All of this raises questions for me: Why have dozens of sponsors gone down the clinical trial path to treat Covid-19 using mesenchymal stem cells or cells similar to them? Overexuberance to help stem the pandemic? It’ll be good for the bottom line? Why has the FDA flashed the green light for trials so many times? Politics? Pandemic exceptionalism?
Whatever their reasons, Mina and I found more than 79 cellular medicine trials for Covid-19 listed in the trials databases. That seems excessive.
We also found that most of the Covid-19 cellular medicine trials use MSCs or similar cells, but these aren’t equivalent to each other or to Athersys’ MultiStem product. Athersys has even made a point of saying the cells in MultiStem are not MSCs. Further complicating things, our data show that sponsors are using MSCs extracted from a hodgepodge of sources: blood from the umbilical cord, the wall of the umbilical cord itself, bone marrow, adipose (fat) tissue, and dental pulp. These cells are not interchangeable. They each likely have different potential for effectiveness and pose distinct risks. For instance, preparations of MSCs from different tissues made in separate labs likely contain widely different numbers of true stem cells.
More worrisome, our analysis found that the vast majority of cell therapy trials for Covid-19 do not have rigorous design features to form strong conclusions. In most cases, then, the trials are unlikely to prove conclusive. Larger and more powerful follow up trials will be needed. That’s going to be expensive and time-consuming.
In terms of published clinical trial data, they are few and far between.
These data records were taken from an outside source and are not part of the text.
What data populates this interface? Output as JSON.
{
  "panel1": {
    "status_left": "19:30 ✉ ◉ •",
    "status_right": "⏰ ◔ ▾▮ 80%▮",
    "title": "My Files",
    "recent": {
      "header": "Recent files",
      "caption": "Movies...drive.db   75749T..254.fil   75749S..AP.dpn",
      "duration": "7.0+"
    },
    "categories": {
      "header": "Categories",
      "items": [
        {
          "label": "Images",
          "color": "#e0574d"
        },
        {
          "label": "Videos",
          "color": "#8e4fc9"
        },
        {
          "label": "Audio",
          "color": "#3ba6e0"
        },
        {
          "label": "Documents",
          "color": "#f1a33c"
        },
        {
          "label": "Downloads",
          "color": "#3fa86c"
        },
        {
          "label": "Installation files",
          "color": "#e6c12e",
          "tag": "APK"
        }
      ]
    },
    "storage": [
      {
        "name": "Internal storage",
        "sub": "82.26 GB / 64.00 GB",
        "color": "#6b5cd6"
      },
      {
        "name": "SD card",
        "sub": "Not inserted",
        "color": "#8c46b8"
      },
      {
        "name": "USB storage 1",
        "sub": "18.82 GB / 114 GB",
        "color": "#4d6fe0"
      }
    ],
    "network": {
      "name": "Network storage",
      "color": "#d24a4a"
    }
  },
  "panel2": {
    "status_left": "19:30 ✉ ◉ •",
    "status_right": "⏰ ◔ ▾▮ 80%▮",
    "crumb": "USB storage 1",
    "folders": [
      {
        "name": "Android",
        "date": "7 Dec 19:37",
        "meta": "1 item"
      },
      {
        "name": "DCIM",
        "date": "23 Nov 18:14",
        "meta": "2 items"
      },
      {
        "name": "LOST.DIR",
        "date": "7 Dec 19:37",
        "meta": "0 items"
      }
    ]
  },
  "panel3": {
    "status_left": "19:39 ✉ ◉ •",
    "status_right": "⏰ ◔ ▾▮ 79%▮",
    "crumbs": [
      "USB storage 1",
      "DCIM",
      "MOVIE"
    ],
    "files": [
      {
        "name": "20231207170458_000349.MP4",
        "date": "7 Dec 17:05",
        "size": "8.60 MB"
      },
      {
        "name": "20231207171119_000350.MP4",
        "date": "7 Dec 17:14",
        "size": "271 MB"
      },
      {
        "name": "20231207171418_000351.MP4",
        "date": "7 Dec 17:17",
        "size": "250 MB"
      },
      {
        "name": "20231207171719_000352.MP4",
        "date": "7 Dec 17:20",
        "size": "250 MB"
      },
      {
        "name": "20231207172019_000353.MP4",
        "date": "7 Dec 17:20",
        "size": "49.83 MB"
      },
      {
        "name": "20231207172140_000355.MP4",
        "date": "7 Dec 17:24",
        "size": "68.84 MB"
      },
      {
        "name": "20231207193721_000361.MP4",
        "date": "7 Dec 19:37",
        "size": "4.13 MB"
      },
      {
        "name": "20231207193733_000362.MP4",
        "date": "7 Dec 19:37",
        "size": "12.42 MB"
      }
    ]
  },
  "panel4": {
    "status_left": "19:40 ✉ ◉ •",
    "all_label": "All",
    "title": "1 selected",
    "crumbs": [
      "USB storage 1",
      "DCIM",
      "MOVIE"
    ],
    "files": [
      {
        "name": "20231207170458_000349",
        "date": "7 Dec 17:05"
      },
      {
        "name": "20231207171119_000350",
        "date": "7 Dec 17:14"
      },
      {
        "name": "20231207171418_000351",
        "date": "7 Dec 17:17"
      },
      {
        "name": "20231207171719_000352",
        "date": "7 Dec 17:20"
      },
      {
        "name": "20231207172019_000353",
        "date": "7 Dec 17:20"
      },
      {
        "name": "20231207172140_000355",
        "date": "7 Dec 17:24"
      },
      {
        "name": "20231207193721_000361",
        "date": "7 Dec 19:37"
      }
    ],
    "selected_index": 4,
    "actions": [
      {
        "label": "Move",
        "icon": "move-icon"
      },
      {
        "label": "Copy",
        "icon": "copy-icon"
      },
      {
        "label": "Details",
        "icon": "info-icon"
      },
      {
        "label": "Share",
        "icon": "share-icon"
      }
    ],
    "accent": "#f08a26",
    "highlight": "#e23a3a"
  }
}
The FDA recommended recently that Mesoblast stop enrolling participants in its Covid-19 trial using mesenchymal stem cells because the data were not encouraging.
Three recent reports of randomized, double-blind, placebo-controlled trials of MSCs for Covid-19 are worth a look, but the results are mostly unclear. In one, a University of Miami team was quite excited about their data, though a closer look revealed that the trial was too small and the groups too unbalanced to make firm conclusions. A subsequent somewhat larger trial from China was also inconclusive. While a third small study out of Indonesia was somewhat more hopeful, it’s unclear if it was balanced or had sufficient power to form any concrete conclusions.
Based on the research Mina and I did, these three published trials were anticipated to be some of the more rigorous Covid-19 stem cell-related trials of the bunch. Even so, because of various features, especially their small size, they still have not provided clear signals. This doesn’t bode well for clarity from the scores of trials that we predicted to be less powerful in design.
Throwing dozens of cell therapy trials against the Covid-19 wall in hopes of seeing what, if anything, sticks is rife with problems and risks.
Resources are limited, so spending tens or hundreds of millions of dollars on mostly unpromising cellular medicine trials is probably going to be wasteful. Further, participants for these trials likely aren’t available to take part in Covid-19 trials with more promising therapies. And there is also the issue of false hope for the participants, their families, and the public more generally.
A more serious, but perhaps less likely, risk is that these approaches could harm people with Covid-19. For example, if the rationale that stem cells might treat Covid-19 by reducing immune system activity has any chance of being correct, then such a treatment could overshoot. Stem cell therapies could reduce immunity too much, leading to greater spread of virus from cell to cell, or cause other harm in unexpected ways.
With so much unfocused activity already underway, at this point we can only wait and see how this experiment in cellular medicine for Covid-19 turns out. So far, more than a year in, there is not much reason for optimism.
Paul Knoepfler is a professor at the University of California Davis School of Medicine whose research focuses on stem cells and cancer. He writes about ethics, policy, and other matters on his blog, The Niche.